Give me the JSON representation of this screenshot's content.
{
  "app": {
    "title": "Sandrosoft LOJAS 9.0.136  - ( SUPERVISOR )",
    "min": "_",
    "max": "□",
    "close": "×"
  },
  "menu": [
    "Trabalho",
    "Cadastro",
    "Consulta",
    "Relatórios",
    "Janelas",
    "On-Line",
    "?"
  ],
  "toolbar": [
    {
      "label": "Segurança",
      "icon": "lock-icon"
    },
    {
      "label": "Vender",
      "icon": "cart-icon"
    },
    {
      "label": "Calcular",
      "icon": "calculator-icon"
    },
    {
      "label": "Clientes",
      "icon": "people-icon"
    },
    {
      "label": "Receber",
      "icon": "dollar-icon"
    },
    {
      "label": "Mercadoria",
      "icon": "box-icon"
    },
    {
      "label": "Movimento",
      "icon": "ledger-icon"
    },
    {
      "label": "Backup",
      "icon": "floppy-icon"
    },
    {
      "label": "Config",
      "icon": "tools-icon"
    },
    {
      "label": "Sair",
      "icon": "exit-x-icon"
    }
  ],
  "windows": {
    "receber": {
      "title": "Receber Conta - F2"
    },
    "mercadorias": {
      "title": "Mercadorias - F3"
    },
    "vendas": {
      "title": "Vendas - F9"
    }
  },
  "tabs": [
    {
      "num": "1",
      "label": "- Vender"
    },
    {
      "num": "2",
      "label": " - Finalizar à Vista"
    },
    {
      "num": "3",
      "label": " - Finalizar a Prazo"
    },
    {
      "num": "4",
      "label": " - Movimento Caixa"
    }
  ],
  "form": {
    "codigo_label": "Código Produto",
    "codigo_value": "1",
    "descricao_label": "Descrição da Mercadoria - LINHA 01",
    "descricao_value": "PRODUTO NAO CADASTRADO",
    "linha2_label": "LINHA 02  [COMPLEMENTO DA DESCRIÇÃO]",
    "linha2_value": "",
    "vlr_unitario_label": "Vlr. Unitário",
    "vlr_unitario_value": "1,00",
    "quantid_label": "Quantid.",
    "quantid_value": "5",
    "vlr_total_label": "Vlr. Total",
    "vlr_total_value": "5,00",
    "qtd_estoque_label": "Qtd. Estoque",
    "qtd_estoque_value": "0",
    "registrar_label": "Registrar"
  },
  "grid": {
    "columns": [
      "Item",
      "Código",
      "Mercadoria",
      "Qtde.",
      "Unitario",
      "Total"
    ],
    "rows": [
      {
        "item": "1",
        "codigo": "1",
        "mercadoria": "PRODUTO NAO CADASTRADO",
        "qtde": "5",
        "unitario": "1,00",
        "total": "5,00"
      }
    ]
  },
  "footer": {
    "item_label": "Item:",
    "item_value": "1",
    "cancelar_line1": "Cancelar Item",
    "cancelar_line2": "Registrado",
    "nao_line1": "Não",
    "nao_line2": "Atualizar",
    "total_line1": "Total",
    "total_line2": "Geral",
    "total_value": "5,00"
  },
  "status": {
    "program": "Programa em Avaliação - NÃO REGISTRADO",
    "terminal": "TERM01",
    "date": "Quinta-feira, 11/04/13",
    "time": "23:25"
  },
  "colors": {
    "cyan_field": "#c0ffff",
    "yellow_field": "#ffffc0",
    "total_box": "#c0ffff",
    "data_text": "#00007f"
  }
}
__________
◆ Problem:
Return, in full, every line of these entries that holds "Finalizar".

◆ Task answer:
      "label": " - Finalizar à Vista"
      "label": " - Finalizar a Prazo"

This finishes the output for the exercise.